App and web page records:
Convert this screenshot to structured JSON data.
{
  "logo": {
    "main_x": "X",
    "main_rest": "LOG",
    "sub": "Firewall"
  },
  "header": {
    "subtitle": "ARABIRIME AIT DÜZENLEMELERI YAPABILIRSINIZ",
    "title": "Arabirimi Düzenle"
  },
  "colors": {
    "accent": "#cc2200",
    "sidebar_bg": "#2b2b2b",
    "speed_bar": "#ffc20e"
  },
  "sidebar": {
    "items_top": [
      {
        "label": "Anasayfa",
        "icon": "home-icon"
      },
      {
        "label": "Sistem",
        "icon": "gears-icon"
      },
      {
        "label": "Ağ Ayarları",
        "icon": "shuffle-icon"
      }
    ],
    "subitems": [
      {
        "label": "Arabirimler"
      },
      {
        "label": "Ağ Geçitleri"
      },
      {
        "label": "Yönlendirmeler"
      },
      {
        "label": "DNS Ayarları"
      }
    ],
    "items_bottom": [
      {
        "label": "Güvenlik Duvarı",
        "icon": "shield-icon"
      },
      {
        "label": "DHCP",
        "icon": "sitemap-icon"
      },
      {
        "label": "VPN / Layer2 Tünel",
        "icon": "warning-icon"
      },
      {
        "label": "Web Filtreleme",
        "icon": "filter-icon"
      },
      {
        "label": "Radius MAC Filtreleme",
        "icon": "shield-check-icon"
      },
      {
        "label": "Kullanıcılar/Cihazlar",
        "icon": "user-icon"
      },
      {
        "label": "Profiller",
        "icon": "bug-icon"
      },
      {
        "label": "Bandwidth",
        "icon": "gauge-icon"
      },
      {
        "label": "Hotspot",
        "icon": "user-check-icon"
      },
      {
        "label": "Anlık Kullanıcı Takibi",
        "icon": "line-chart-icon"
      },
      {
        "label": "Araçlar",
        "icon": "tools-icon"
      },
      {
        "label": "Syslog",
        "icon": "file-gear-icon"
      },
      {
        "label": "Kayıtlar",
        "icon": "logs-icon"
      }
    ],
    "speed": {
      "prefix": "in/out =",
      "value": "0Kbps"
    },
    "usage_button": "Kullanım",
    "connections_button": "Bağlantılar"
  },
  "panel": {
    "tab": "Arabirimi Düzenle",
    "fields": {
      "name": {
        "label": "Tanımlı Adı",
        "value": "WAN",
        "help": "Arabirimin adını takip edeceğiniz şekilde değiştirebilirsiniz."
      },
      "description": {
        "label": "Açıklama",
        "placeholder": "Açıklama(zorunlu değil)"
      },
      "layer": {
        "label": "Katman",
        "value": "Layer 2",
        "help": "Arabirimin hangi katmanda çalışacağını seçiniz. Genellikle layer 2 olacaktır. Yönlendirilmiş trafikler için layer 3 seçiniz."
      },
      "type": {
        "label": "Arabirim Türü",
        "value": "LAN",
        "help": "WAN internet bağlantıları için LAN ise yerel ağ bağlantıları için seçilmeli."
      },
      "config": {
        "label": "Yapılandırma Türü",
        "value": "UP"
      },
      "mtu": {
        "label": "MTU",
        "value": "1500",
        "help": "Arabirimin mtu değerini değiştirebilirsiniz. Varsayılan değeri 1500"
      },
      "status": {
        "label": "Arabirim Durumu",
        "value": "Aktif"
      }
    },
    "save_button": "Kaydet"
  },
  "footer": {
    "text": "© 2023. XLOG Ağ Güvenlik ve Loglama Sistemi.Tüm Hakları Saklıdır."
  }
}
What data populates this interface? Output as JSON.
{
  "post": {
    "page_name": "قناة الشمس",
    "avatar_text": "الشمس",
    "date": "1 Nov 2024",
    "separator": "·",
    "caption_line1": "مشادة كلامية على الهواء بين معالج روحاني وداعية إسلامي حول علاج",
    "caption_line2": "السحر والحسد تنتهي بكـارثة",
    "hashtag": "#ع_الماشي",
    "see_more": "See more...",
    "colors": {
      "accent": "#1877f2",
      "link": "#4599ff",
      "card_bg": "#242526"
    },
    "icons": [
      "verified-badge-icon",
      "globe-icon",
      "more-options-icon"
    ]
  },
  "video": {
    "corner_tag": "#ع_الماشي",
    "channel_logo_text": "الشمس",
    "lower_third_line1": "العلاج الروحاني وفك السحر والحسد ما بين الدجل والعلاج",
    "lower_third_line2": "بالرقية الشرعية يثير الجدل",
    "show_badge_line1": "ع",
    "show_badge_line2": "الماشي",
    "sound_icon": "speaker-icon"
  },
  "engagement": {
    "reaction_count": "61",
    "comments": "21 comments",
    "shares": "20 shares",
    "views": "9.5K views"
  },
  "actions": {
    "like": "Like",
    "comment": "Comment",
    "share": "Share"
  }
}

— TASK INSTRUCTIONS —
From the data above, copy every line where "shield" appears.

— RESPONSE TO THIS TASK —
        "icon": "shield-icon"
        "icon": "shield-check-icon"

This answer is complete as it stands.